==== Exercise input ====

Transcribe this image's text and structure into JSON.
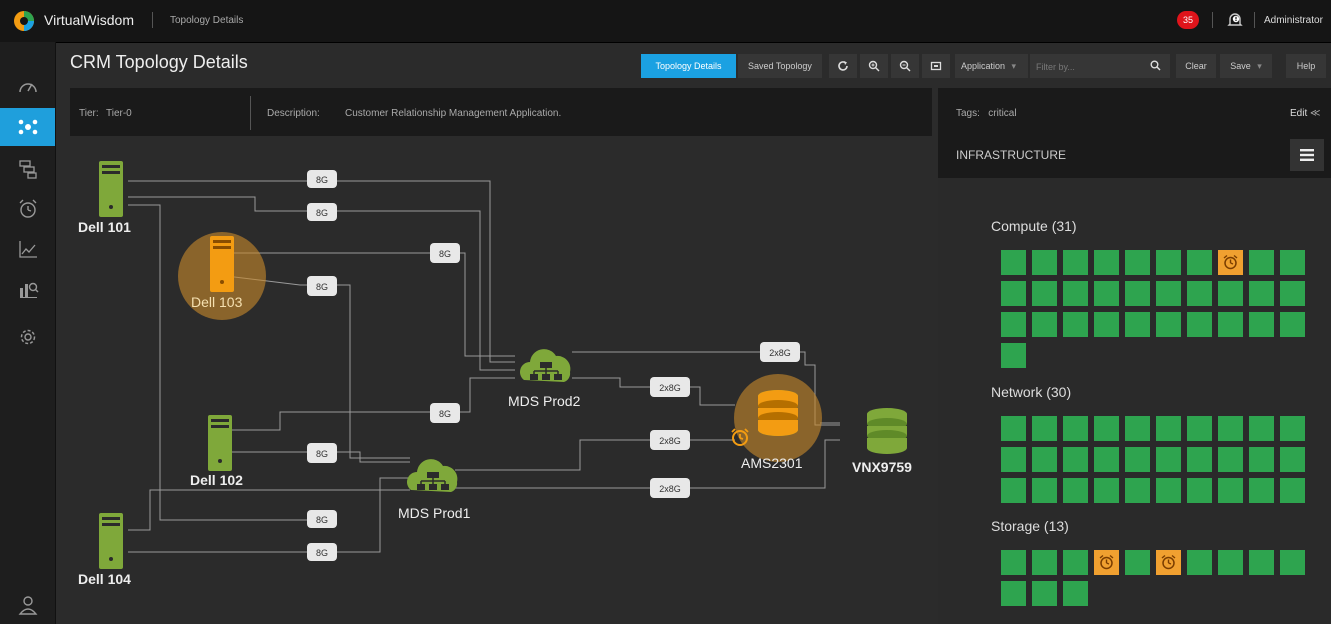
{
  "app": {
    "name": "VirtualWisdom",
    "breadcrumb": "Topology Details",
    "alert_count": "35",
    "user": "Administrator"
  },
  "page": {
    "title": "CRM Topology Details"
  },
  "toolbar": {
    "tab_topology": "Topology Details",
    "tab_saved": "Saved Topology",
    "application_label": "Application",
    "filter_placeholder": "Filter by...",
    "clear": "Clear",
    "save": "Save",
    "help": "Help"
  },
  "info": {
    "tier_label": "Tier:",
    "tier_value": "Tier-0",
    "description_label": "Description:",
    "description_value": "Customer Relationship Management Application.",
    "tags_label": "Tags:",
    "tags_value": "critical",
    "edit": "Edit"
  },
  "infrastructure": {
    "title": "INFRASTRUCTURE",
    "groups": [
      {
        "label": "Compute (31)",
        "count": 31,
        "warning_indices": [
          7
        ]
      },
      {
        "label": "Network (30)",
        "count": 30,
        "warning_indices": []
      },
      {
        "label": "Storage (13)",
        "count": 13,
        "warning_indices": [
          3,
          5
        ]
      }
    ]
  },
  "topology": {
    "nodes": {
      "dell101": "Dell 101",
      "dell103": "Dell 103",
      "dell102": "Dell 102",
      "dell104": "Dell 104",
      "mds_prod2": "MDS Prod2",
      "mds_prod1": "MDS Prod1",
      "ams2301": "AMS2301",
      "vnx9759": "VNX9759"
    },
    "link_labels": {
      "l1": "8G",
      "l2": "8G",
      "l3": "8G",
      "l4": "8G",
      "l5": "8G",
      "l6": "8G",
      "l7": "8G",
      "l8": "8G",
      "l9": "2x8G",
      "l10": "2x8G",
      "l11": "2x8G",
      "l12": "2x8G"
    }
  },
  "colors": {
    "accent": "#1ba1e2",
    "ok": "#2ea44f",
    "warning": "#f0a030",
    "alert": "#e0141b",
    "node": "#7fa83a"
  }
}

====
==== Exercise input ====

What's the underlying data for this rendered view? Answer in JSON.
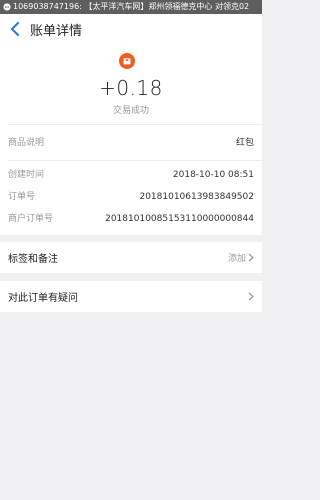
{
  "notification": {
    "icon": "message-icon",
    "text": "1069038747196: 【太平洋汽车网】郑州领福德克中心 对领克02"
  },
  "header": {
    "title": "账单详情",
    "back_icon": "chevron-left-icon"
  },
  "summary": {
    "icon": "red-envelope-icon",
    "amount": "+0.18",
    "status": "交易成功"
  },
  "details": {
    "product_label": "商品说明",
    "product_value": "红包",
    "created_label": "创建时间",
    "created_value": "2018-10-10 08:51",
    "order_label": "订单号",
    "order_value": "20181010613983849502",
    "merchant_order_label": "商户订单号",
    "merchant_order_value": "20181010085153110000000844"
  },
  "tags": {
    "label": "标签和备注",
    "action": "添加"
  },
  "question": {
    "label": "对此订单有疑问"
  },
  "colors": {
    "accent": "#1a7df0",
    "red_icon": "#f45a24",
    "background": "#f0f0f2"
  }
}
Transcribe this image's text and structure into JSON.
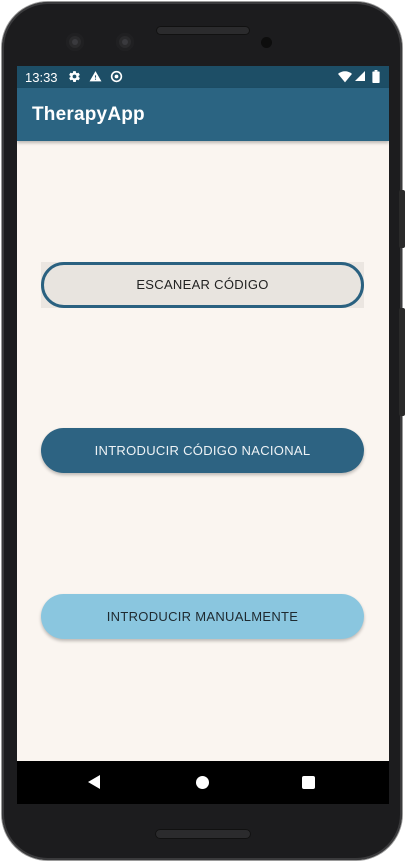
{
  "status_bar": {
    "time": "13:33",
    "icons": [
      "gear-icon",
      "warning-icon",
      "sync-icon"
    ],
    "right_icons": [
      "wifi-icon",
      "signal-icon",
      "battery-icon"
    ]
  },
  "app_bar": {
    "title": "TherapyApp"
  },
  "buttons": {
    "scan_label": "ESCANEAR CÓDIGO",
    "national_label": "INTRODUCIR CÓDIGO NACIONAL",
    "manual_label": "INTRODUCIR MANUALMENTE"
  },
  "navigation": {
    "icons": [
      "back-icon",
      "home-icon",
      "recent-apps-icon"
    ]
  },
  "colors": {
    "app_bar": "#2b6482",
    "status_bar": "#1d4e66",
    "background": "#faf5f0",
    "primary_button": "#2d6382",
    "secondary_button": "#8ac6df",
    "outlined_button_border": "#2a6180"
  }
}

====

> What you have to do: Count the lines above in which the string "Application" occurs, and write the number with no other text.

> Solution for this task: 2